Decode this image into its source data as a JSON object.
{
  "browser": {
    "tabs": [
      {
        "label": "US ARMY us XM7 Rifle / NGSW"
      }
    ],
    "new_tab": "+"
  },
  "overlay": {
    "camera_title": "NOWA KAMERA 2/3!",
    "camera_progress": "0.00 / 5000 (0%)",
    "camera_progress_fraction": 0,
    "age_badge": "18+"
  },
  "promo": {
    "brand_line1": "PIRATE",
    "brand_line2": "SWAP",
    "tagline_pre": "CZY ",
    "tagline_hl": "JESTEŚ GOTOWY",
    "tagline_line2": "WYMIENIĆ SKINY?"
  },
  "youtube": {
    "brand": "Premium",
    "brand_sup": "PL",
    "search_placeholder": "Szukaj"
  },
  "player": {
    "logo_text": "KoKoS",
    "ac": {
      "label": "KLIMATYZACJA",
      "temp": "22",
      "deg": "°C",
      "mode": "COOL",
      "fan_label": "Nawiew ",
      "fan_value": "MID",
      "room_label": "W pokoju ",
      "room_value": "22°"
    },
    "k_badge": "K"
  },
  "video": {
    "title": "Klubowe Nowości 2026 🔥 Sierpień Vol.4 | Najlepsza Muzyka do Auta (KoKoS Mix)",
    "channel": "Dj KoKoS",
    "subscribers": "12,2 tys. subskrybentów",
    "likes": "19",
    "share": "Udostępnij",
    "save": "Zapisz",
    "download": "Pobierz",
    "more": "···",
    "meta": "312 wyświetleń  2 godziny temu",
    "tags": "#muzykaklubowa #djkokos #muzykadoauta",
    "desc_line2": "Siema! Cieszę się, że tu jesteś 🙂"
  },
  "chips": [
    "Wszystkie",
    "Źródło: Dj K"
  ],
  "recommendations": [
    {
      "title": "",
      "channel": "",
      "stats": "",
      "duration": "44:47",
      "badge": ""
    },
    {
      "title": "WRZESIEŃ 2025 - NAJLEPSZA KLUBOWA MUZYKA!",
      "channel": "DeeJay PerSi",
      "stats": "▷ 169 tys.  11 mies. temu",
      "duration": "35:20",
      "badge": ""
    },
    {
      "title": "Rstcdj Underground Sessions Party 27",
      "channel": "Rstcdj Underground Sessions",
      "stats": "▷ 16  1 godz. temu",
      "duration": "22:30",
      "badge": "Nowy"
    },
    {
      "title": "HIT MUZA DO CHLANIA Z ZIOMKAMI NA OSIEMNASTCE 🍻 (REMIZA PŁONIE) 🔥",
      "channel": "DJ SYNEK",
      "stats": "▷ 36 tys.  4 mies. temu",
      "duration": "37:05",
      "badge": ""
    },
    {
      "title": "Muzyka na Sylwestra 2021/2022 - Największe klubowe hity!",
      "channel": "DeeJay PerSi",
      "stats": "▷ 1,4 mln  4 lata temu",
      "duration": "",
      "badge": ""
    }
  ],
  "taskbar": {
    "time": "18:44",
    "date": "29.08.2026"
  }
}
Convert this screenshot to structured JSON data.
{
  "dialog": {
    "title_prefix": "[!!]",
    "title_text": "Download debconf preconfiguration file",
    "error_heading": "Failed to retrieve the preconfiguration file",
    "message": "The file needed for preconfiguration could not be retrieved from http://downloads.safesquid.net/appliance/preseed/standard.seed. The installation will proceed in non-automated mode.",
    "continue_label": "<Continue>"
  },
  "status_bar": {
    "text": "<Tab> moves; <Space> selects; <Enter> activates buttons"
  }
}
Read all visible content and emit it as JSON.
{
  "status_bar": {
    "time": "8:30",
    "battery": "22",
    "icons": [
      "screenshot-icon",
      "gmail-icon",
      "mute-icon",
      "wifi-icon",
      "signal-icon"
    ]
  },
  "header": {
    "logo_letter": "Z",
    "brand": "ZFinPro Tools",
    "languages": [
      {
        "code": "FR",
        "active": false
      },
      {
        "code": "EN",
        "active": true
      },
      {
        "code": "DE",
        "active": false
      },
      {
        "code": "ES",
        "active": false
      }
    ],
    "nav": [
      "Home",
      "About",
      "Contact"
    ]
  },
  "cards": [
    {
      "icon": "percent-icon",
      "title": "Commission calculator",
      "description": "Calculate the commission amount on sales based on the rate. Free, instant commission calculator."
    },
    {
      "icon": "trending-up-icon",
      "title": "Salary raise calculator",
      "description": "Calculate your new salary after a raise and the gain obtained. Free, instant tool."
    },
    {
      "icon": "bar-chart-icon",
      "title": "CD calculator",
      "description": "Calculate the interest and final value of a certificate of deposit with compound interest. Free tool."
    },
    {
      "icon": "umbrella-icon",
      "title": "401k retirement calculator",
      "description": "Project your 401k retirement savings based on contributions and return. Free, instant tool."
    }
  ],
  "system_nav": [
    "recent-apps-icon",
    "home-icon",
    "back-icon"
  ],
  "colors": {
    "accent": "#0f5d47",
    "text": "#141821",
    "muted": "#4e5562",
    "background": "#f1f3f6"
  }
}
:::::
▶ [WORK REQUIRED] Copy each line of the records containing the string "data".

▶ [RESULT BELOW]
Decode this image into its source data as a JSON object.
Convert this screenshot to structured JSON data.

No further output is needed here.